You can choose to have an alcohol-free event and offer non-alcoholic replicas of some of your staff’s favorite drinks. However, many employees see a company party as a place to let loose a little and enjoy a fun social event and may even expect some alcoholic options to be served. You could limit the number of drinks per person by issuing drink tickets before the party or setting a time for the bar to close.
#3. Make Invitations Clear
The clearer your invitations, the easier it will be for everyone to adhere to any policies you have in place for the party. For example, to have a proper count of how many attendees to expect, you can limit each person to one guest, making it clear on the invitation that it’s a plus-one event.
If the event is childfree or you’re asking each person to bring a covered dish, note these requests on the invitations.
#4. Show Your Appreciation
The best holiday parties take time to thank employees for a great past year and recognize individuals for outstanding achievements at work. Doing so can boost company morale and create an inviting, rewarding culture that employees want to be a part of. This doesn’t need to be the longest part of your party, but it should take enough time to make sure everyone feels appreciated.
Use this time to make a speech about employee and company accomplishments throughout the year and recognize at least a few people you feel have excelled in their positions. You might also pass out company bonuses and individual awards.
What to Do Next
A holiday party is not a benefit like company retirement plans and health insurance, but it is another way to show your employees appreciation year after year. With a strong focus on planning your holiday party with all employees in mind, it should be a successful one that everyone can enjoy. Consider using project management software, like Trello, to organize and plan a memorable party with ease.

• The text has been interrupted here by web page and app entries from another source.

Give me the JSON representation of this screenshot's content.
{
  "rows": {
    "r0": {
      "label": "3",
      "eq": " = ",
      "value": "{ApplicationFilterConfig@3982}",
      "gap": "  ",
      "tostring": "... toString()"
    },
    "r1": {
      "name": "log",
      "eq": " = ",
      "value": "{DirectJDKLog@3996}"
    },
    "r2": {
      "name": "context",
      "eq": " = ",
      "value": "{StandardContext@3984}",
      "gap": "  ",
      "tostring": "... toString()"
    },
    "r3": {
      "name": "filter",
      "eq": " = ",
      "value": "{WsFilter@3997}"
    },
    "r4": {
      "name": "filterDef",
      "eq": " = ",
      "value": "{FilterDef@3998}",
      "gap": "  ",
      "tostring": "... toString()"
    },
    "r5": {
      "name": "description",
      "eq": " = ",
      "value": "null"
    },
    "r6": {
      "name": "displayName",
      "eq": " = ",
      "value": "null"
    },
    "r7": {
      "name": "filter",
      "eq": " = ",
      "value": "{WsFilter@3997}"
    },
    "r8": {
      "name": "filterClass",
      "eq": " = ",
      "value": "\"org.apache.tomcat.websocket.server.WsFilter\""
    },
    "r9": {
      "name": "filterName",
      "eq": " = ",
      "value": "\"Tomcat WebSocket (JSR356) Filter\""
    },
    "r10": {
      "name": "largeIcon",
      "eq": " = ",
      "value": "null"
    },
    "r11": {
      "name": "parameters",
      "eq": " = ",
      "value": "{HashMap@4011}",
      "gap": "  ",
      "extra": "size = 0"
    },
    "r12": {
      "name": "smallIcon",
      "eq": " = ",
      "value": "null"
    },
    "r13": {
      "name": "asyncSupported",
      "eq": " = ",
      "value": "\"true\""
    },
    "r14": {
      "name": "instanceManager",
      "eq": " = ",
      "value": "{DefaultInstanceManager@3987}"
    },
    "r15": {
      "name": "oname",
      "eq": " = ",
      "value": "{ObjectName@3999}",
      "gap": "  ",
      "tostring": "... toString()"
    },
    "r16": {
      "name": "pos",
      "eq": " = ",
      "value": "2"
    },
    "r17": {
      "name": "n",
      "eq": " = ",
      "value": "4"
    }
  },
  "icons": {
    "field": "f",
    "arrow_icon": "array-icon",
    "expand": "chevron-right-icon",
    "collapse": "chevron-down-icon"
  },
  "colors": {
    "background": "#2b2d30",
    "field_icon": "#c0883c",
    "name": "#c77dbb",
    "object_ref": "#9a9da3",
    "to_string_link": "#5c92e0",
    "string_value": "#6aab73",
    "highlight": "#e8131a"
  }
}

After the party, invite your employees to share feedback about what they liked and didn’t like. You can even have cards ready for them to fill out and place in a feedback box before leaving the party. Use their feedback to tweak next year’s holiday party, potentially making it an even better one.